Johannesburg - Angelo Agrizzi, the former chief operations officer of Bosasa Operations, will on Wednesday reach a week of testifying at the judicial commission of inquiry probing allegations of State capture, and is not yet finished.
This makes Agrizzi the witness who has testified the longest so far before the commission headed by Deputy Chief Justice Raymond Zondo since it began in August.
Agrizzi implicated senior members of the ruling ANC party, government officials, members of Parliament and trade union leaders in taking bribes from Bosasa chief executive Gavin Watson to give the company tenders. Agrizzi said Watson even bribed Bosasa management to buy their silence.
Bosasa cheated its way into winning four multi-billion rand contracts with the department of correctional services among others, for catering, access control, CCTV and fencing, he told the Zondo Commission.
He said the company used various methods to launder money and cheat tax authorities, including creating ghost workers, using fake invoices and creating fictitious companies.
WATCH THE LIVE FEED HERE:
WATCH THE MORNING SESSION:
To try and hide corruption evidence from the Special Investigative Unit, Bosasa orchestrated a fake server crash, set alight computers and a tranche of documents and buried them into a hole.
Bosasa was allegedly involved in facilitating and bankrolling the holiday trips and travel arrangements of senior government officials linked to its lucrative contracts using its VIP account with travel agent Blake's Travel.
Agrizzi has admitted he was complicit in these alleged corrupt practices during his 17 years at Bosasa. He is now under witness protection as he fears for his life after he blew the whistle.
He showed the commission a six-minute video in which Watson, together with Bosasa directors, counted R1 million in cash used for bribes inside a walk-in vault at Bosasa offices.
He said Bosasa, now trading as African Global Operations, spent between R4 million to R6 million per month to bribe officials to score government contracts worth more than R10 billion.

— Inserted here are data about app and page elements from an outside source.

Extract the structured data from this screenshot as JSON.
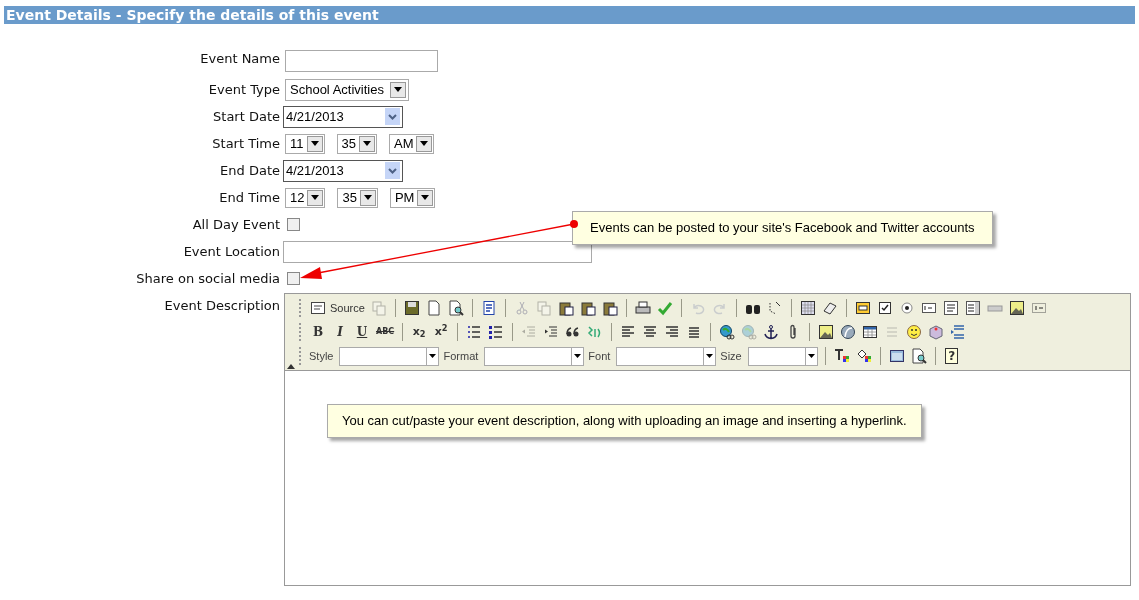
{
  "header": {
    "title": "Event Details - Specify the details of this event"
  },
  "fields": [
    {
      "kind": "text",
      "label": "Event Name"
    },
    {
      "kind": "select",
      "label": "Event Type",
      "value": "School Activities"
    },
    {
      "kind": "date",
      "label": "Start Date",
      "value": "4/21/2013"
    },
    {
      "kind": "time",
      "label": "Start Time",
      "parts": [
        "11",
        "35",
        "AM"
      ]
    },
    {
      "kind": "date",
      "label": "End Date",
      "value": "4/21/2013"
    },
    {
      "kind": "time",
      "label": "End Time",
      "parts": [
        "12",
        "35",
        "PM"
      ]
    },
    {
      "kind": "checkbox",
      "label": "All Day Event",
      "checked": false
    },
    {
      "kind": "wide_text",
      "label": "Event Location"
    },
    {
      "kind": "checkbox",
      "label": "Share on social media",
      "checked": false
    },
    {
      "kind": "editor",
      "label": "Event Description"
    }
  ],
  "toolbar": [
    [
      [
        {
          "kind": "text_icon",
          "label": "Source",
          "disabled": false
        },
        {
          "kind": "icon",
          "disabled": true
        }
      ],
      [
        {
          "kind": "icon",
          "disabled": false
        },
        {
          "kind": "icon",
          "disabled": false
        },
        {
          "kind": "icon",
          "disabled": false
        }
      ],
      [
        {
          "kind": "icon",
          "disabled": false
        }
      ],
      [
        {
          "kind": "icon",
          "disabled": true
        },
        {
          "kind": "icon",
          "disabled": true
        },
        {
          "kind": "icon",
          "disabled": false
        },
        {
          "kind": "icon",
          "disabled": false
        },
        {
          "kind": "icon",
          "disabled": false
        }
      ],
      [
        {
          "kind": "icon",
          "disabled": false
        },
        {
          "kind": "icon",
          "disabled": false
        }
      ],
      [
        {
          "kind": "icon",
          "disabled": true
        },
        {
          "kind": "icon",
          "disabled": true
        }
      ],
      [
        {
          "kind": "icon",
          "disabled": false
        },
        {
          "kind": "icon",
          "disabled": false
        }
      ],
      [
        {
          "kind": "icon",
          "disabled": false
        },
        {
          "kind": "icon",
          "disabled": false
        }
      ],
      [
        {
          "kind": "icon",
          "disabled": false
        },
        {
          "kind": "icon",
          "disabled": false
        },
        {
          "kind": "icon",
          "disabled": false
        },
        {
          "kind": "icon",
          "disabled": false
        },
        {
          "kind": "icon",
          "disabled": false
        },
        {
          "kind": "icon",
          "disabled": false
        },
        {
          "kind": "icon",
          "disabled": false
        },
        {
          "kind": "icon",
          "disabled": false
        },
        {
          "kind": "icon",
          "disabled": false
        }
      ]
    ],
    [
      [
        {
          "kind": "glyph",
          "label": "B"
        },
        {
          "kind": "glyph",
          "label": "I"
        },
        {
          "kind": "glyph",
          "label": "U"
        },
        {
          "kind": "glyph",
          "label": "ABC"
        }
      ],
      [
        {
          "kind": "glyph",
          "label": "x$_{2}$"
        },
        {
          "kind": "glyph",
          "label": "x$^{2}$"
        }
      ],
      [
        {
          "kind": "icon",
          "disabled": false
        },
        {
          "kind": "icon",
          "disabled": false
        }
      ],
      [
        {
          "kind": "icon",
          "disabled": true
        },
        {
          "kind": "icon",
          "disabled": false
        },
        {
          "kind": "icon",
          "disabled": false
        },
        {
          "kind": "icon",
          "disabled": false
        }
      ],
      [
        {
          "kind": "icon",
          "disabled": false
        },
        {
          "kind": "icon",
          "disabled": false
        },
        {
          "kind": "icon",
          "disabled": false
        },
        {
          "kind": "icon",
          "disabled": false
        }
      ],
      [
        {
          "kind": "icon",
          "disabled": false
        },
        {
          "kind": "icon",
          "disabled": true
        },
        {
          "kind": "icon",
          "disabled": false
        },
        {
          "kind": "icon",
          "disabled": false
        }
      ],
      [
        {
          "kind": "icon",
          "disabled": false
        },
        {
          "kind": "icon",
          "disabled": false
        },
        {
          "kind": "icon",
          "disabled": false
        },
        {
          "kind": "icon",
          "disabled": true
        },
        {
          "kind": "icon",
          "disabled": false
        },
        {
          "kind": "icon",
          "disabled": false
        },
        {
          "kind": "icon",
          "disabled": false
        }
      ]
    ],
    [
      [
        {
          "kind": "combo",
          "label": "Style"
        },
        {
          "kind": "combo",
          "label": "Format"
        },
        {
          "kind": "combo",
          "label": "Font"
        },
        {
          "kind": "combo",
          "label": "Size"
        }
      ],
      [
        {
          "kind": "icon",
          "disabled": false
        },
        {
          "kind": "icon",
          "disabled": false
        }
      ],
      [
        {
          "kind": "icon",
          "disabled": false
        },
        {
          "kind": "icon",
          "disabled": false
        }
      ],
      [
        {
          "kind": "glyph",
          "label": "?"
        }
      ]
    ]
  ],
  "callouts": [
    {
      "text": "Events can be posted to your site's Facebook and Twitter accounts"
    },
    {
      "text": "You can cut/paste your event description, along with uploading an image and inserting a hyperlink."
    }
  ]
}
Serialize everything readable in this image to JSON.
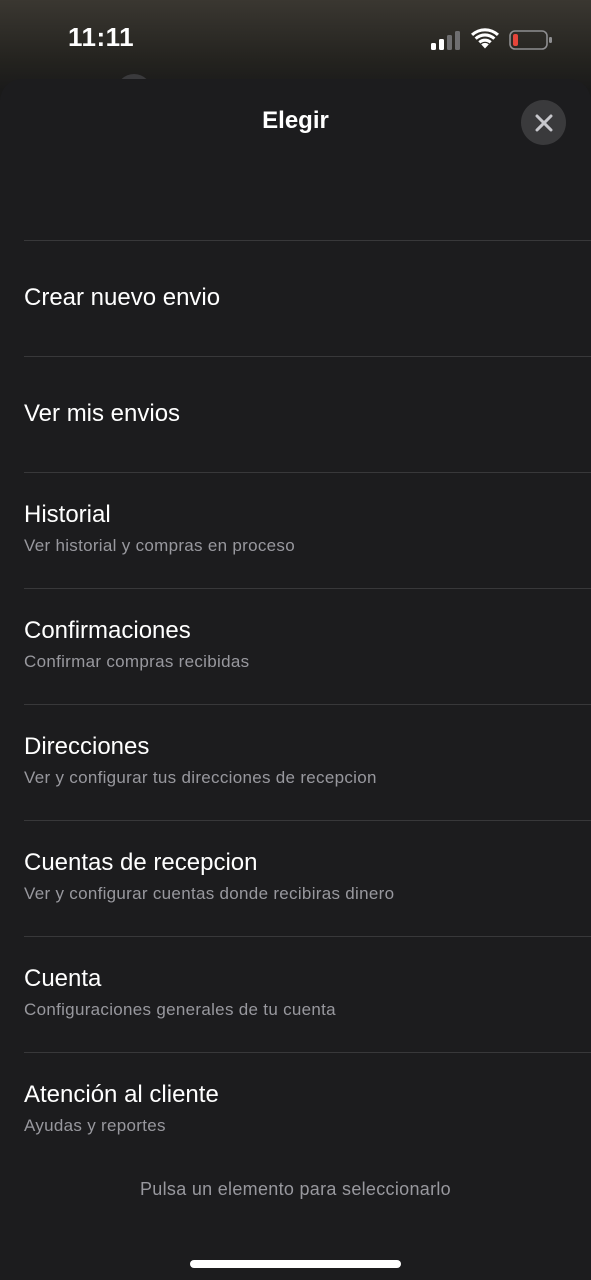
{
  "status_bar": {
    "time": "11:11",
    "battery_color": "#e5453a"
  },
  "sheet": {
    "title": "Elegir",
    "close_icon": "close-icon"
  },
  "menu": {
    "items": [
      {
        "title": "Crear nuevo envio",
        "subtitle": ""
      },
      {
        "title": "Ver mis envios",
        "subtitle": ""
      },
      {
        "title": "Historial",
        "subtitle": "Ver historial y compras en proceso"
      },
      {
        "title": "Confirmaciones",
        "subtitle": "Confirmar compras recibidas"
      },
      {
        "title": "Direcciones",
        "subtitle": "Ver y configurar tus direcciones de recepcion"
      },
      {
        "title": "Cuentas de recepcion",
        "subtitle": "Ver y configurar cuentas donde recibiras dinero"
      },
      {
        "title": "Cuenta",
        "subtitle": "Configuraciones generales de tu cuenta"
      },
      {
        "title": "Atención al cliente",
        "subtitle": "Ayudas y reportes"
      }
    ]
  },
  "footer": {
    "hint": "Pulsa un elemento para seleccionarlo"
  }
}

After his testimony, many of the people implicated are expected to apply to cross-examine Agrizzi.
African News Agency (ANA)